    In the AD9106 evaluation board, are you using the Balun output or the Amplifier output? Can you try testing the output in both cases (refer to AD9106 & AD9102 Evaluation Boards [Analog Devices Wiki] for the board connections) and see if the that fixes your issue? The AD9106 datapaths are all the same in the evaluation board so there should be no issue there. It's likely there is a problem with your system (e.g. connections to the Arduino Uno, code, etc.). The MBED example code provided is not tested using an Arduino Uno, rather we used the SDP-K1 Evaluation Board | Analog Devices which is used as a pair with AD9106. Unfortunately, I can't test this case on my side because I don't have an Arduino Uno. 

    If the voltage is still less for DAC2 on both cases stated (Balun/Amplifier outputs), please try generating the sinusoid using the SRAM then see if the issue still persists. 

    Best regards~

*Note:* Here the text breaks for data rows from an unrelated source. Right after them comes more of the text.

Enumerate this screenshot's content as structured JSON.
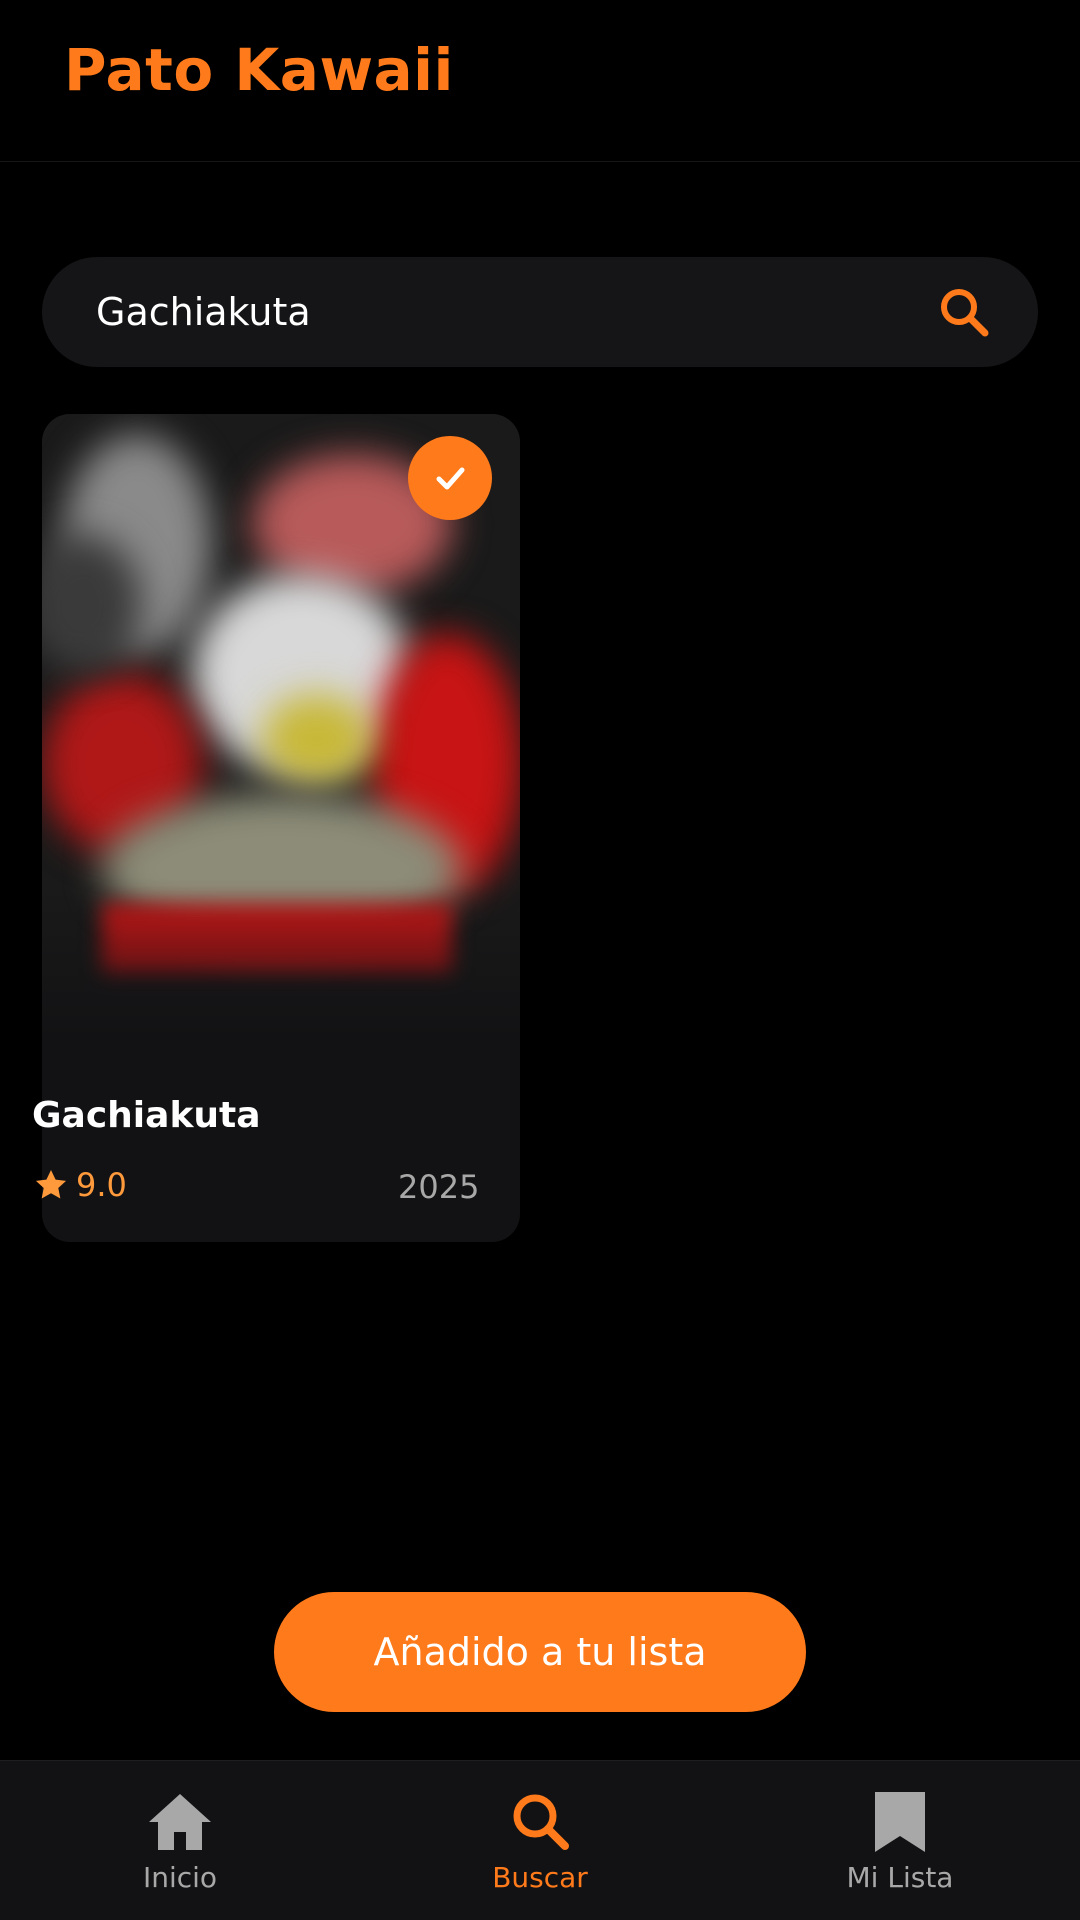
{
  "app": {
    "title": "Pato Kawaii",
    "accent_color": "#ff7a1a"
  },
  "search": {
    "value": "Gachiakuta",
    "icon": "search-icon"
  },
  "results": [
    {
      "title": "Gachiakuta",
      "rating": "9.0",
      "year": "2025",
      "in_list": true,
      "badge_icon": "check-icon",
      "rating_icon": "star-icon"
    }
  ],
  "toast": {
    "message": "Añadido a tu lista"
  },
  "bottom_nav": {
    "active": "Buscar",
    "items": [
      {
        "label": "Inicio",
        "icon": "home-icon"
      },
      {
        "label": "Buscar",
        "icon": "search-icon"
      },
      {
        "label": "Mi Lista",
        "icon": "bookmark-icon"
      }
    ]
  }
}
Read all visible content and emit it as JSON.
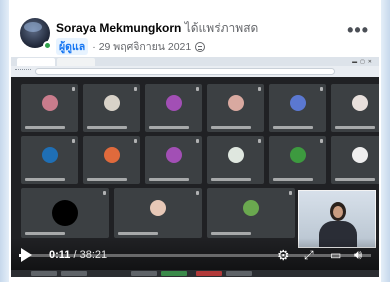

  • Hello, we reconfigured the board to output through the on-board amplifiers. The DAC2 issue still persists, it outputs much less voltage than the other DACs and is noticeably less stable than the other DACs when observed on an oscilloscope. However, the previous amplitude issues have been somewhat mitigated, although we still see slight changes in amplitude when we go from the kHz to Hz range. We also noticed that phase changes with frequency, which is unideal. Ultimately, we want to be able to control the amplitude, phase and global frequency of the 4 waves all independently of each other.

    Our use-case involves producing waves with frequencies ranging from 2Hz-2kHz. Is there a way we can obtain better low-frequency performance with this board?

    Beyond that, we noticed that the waves start clipping when the DGAIN register is set past 0x4000. According to Q14 from this forum , it seems that clipping will occur if the (digital data x digital gain) + digital offset > full scale current. We are wondering if in our setup, clipping is expected to occur after 0x4000. Our digital offset is 0 and our digital data is the DDS output, but we are unsure how to get an exact value on that. Moreover, we had trouble determining Ioutfsx = Vrefio/Rsetx. The register values we are using set the REFADJ register (0x03) to 0x0, which we believe corresponds to Vrefio = 1.04V according to Figure 37 in the AD9106 datasheet. However, the Rsetx values controlled by the FSADJ registers are set to 0x1f000 which differs from the reset value.

  • As an aside, if we wanted to connect an I2C device to our system on the hardware I2C pins of the Arduino UNO (SDA/SCL), would that interfere with the eval board's EEPROM which are also connected to those pins as per the schematic?

  • Would you recommend we use an external clock to obtain better performance at low frequencies? The most important thing for us is to be able to control phase, amplitude and DDS frequency independently of each other.